**TASK OBJECTIVE:** What you give back must match the records below exactly, apart from the pictures, which are omitted.

Web page and app entries
########################################

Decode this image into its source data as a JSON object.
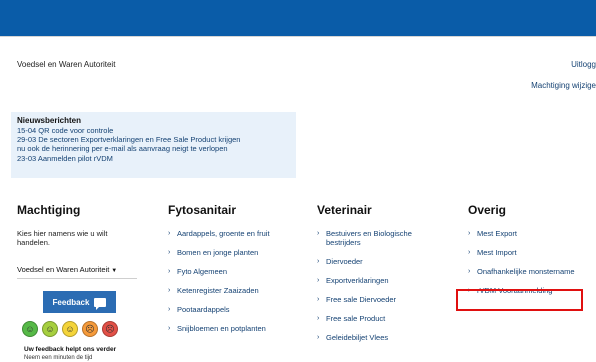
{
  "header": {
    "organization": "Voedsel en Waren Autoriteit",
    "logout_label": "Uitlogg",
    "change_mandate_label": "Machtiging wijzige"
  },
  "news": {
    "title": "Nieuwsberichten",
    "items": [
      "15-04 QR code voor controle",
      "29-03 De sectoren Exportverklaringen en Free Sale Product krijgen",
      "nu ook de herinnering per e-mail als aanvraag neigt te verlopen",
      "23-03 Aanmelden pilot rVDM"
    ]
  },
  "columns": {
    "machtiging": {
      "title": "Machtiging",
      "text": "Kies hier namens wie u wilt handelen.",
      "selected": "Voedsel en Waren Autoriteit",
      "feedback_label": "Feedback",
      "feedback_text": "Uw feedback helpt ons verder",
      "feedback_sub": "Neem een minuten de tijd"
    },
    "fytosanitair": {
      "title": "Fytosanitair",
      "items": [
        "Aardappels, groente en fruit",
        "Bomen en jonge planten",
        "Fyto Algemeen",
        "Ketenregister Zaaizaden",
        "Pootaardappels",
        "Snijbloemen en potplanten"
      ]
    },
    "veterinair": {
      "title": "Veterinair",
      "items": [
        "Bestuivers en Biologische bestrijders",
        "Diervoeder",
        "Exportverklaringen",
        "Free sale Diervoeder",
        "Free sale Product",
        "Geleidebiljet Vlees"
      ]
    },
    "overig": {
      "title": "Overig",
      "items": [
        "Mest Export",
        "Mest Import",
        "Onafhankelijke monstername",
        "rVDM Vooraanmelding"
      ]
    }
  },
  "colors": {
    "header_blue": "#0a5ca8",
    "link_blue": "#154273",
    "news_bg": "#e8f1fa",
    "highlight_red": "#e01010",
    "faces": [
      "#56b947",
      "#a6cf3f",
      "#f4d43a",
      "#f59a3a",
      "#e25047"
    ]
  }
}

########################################

**ANSWER TO THIS TASK:**
Decode this image into its source data as a JSON object.
{
  "header": {
    "organization": "Voedsel en Waren Autoriteit",
    "logout_label": "Uitlogg",
    "change_mandate_label": "Machtiging wijzige"
  },
  "news": {
    "title": "Nieuwsberichten",
    "items": [
      "15-04 QR code voor controle",
      "29-03 De sectoren Exportverklaringen en Free Sale Product krijgen",
      "nu ook de herinnering per e-mail als aanvraag neigt te verlopen",
      "23-03 Aanmelden pilot rVDM"
    ]
  },
  "columns": {
    "machtiging": {
      "title": "Machtiging",
      "text": "Kies hier namens wie u wilt handelen.",
      "selected": "Voedsel en Waren Autoriteit",
      "feedback_label": "Feedback",
      "feedback_text": "Uw feedback helpt ons verder",
      "feedback_sub": "Neem een minuten de tijd"
    },
    "fytosanitair": {
      "title": "Fytosanitair",
      "items": [
        "Aardappels, groente en fruit",
        "Bomen en jonge planten",
        "Fyto Algemeen",
        "Ketenregister Zaaizaden",
        "Pootaardappels",
        "Snijbloemen en potplanten"
      ]
    },
    "veterinair": {
      "title": "Veterinair",
      "items": [
        "Bestuivers en Biologische bestrijders",
        "Diervoeder",
        "Exportverklaringen",
        "Free sale Diervoeder",
        "Free sale Product",
        "Geleidebiljet Vlees"
      ]
    },
    "overig": {
      "title": "Overig",
      "items": [
        "Mest Export",
        "Mest Import",
        "Onafhankelijke monstername",
        "rVDM Vooraanmelding"
      ]
    }
  },
  "colors": {
    "header_blue": "#0a5ca8",
    "link_blue": "#154273",
    "news_bg": "#e8f1fa",
    "highlight_red": "#e01010",
    "faces": [
      "#56b947",
      "#a6cf3f",
      "#f4d43a",
      "#f59a3a",
      "#e25047"
    ]
  }
}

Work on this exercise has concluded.